Some sponsors have grown reluctant to support the festival, because in the public mind Baalbek “is now linked to Hezbollah, Hezbollah, Hezbollah,” Ms. Hadid said. “It’s a very nice town, and it’s being forgotten.”
Baalbek is a quiet, normally secure place, with a mix of Shiites, Sunnis and Christians. Ducks swim in a pond in a the central square full of cafes. Alcohol is served in some restaurants. The festival works well with the municipal government, Ms. Hadid said; it has sometimes adjusted concert times so as not to conflict with the call to prayer that rises from nearby mosques. Other times, performers have paused to listen to the musical invocation.
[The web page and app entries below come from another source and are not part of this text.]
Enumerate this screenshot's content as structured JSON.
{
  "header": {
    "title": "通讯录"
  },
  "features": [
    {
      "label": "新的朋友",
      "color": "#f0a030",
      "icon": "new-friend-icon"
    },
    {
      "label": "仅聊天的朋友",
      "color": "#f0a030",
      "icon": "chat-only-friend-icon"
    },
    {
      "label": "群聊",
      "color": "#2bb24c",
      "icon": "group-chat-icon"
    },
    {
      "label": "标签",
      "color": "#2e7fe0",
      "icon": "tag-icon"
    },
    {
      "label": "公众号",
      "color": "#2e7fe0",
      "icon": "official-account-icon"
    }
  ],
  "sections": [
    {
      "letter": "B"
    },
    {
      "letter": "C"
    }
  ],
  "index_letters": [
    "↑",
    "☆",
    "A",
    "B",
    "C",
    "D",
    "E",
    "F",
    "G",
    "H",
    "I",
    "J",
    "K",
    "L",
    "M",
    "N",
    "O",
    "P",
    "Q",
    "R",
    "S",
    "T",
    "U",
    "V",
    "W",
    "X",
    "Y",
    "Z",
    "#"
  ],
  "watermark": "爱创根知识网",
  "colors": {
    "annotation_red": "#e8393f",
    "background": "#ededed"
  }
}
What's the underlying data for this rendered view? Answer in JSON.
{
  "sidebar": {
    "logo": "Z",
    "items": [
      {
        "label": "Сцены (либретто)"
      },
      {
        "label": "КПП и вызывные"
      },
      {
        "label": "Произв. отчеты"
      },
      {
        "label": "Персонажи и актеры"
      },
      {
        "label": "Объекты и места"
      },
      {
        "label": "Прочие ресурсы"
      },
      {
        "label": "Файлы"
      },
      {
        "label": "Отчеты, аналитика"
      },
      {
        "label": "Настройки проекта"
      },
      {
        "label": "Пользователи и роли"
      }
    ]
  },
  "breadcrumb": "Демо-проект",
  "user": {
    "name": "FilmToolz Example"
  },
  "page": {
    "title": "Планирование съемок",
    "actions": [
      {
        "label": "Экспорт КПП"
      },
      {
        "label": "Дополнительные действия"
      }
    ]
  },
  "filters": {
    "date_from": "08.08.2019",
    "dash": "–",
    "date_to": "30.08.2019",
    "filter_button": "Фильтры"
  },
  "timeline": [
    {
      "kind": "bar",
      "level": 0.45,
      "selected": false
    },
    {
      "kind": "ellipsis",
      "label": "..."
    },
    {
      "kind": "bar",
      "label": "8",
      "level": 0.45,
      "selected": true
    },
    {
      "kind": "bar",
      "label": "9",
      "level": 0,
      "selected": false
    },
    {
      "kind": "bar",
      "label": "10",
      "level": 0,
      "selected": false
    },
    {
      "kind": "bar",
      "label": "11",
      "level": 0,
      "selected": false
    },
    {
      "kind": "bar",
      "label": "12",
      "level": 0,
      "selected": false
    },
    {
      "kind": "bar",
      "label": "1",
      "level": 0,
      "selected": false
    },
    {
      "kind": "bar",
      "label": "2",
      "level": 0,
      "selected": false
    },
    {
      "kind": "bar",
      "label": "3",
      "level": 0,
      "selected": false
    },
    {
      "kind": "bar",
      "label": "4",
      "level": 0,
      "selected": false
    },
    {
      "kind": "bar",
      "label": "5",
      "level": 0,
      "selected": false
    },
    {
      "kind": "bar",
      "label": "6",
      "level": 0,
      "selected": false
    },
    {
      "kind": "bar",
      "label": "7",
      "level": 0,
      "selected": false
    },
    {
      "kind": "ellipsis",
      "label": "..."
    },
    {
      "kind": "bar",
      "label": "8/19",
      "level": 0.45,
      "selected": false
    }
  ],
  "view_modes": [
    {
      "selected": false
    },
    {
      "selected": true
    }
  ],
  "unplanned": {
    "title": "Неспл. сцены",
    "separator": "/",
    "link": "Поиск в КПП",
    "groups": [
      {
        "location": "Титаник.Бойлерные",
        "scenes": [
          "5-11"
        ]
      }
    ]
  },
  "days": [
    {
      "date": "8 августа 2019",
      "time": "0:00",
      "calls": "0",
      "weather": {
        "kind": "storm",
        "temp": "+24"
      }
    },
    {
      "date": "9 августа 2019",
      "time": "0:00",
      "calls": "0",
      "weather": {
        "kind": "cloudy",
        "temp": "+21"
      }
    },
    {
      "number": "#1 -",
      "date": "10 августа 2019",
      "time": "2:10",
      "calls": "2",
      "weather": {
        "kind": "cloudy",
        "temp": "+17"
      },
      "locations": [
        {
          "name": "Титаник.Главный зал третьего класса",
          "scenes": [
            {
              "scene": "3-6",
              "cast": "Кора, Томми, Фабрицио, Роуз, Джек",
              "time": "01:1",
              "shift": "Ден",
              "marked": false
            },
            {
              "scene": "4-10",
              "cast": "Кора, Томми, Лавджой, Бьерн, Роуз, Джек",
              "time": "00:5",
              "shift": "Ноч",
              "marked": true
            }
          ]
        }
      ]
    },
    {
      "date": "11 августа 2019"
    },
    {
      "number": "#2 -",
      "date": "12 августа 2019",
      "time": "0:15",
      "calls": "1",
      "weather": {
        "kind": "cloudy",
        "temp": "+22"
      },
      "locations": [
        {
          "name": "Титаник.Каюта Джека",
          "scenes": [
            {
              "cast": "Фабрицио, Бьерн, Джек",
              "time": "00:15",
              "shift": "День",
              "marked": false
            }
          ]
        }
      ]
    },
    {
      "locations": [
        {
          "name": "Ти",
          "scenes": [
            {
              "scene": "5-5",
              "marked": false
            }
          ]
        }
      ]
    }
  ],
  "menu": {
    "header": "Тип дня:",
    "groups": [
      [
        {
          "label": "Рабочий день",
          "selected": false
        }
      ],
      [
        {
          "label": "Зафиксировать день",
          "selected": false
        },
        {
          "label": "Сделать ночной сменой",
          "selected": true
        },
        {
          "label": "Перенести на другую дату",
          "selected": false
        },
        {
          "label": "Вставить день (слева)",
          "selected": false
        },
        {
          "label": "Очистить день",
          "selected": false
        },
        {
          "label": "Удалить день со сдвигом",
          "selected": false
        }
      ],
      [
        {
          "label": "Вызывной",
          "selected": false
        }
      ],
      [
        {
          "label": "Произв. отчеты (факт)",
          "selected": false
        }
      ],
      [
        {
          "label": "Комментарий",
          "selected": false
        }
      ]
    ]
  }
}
The setting’s magical appeal remains evident. The ruins of the ancient city of Heliopolis, some of the world’s largest and best-preserved Roman architectural relics, stand mostly deserted for much of the year. Visitors are free to scramble over the massive stone blocks of the temples of Jupiter and Bacchus, with grass and wildflowers sprouting between them in places.
But in a country where sectarian mistrust lingers, Ms. Hadid said, some Lebanese are afraid to come and fewer and fewer people spend the night in Baalbek after the festival. More broadly, the Syrian conflict has now decimated Lebanon’s tourist season two years running.
Tens of thousands of Syrian refugees have flooded the city, and are still pouring in. Hezbollah has sent fighters to support the Syrian government, and military convoys — and funeral processions — trundle openly along the roads of the Bekaa. Syrian rebels, mostly Sunnis, and their Lebanese sympathizers have retaliated, increasing fears of sectarian conflict. They were suspected of firing rockets last month into the town’s outskirts, probably trying to jab at their enemy but in effect terrifying residents, not to mention the ticket-buying culturati.
The loss of Ms. Fleming was a serious blow to the festival. In a statement, she said she was sad to withdraw but felt obliged to heed the latest State Department warning urging Americans to avoid all travel to Lebanon. “I look forward to a time when these conditions have abated, especially for the sake of those in the region,” she said, “and also so that I can experience the legendary kindness and hospitality of the Lebanese people.”
The Syrian war has also driven away regular summer visitors, including wealthy gulf Arabs and even some Lebanese expatriates. That economic crisis has made it even harder for the festival organizers, who receive a third of their financing from the state but must raise the rest. But the lineup still includes prominent names, like the rock singer Marianne Faithfull and the revered Lebanese oud player Marcel Khalife. For the move, the organizers opted for the silk factory, currently used for weddings and other events. Situated in an industrial Beirut neighborhood, it has graceful arches and stone walls that glow in the sunset.
Ms. Hadid said the committee wanted to promote architectural preservation and bring people to a place they had never noticed. But, she added, “it’s nothing like Baalbek.”
By ANNE BARNARD
The New York Times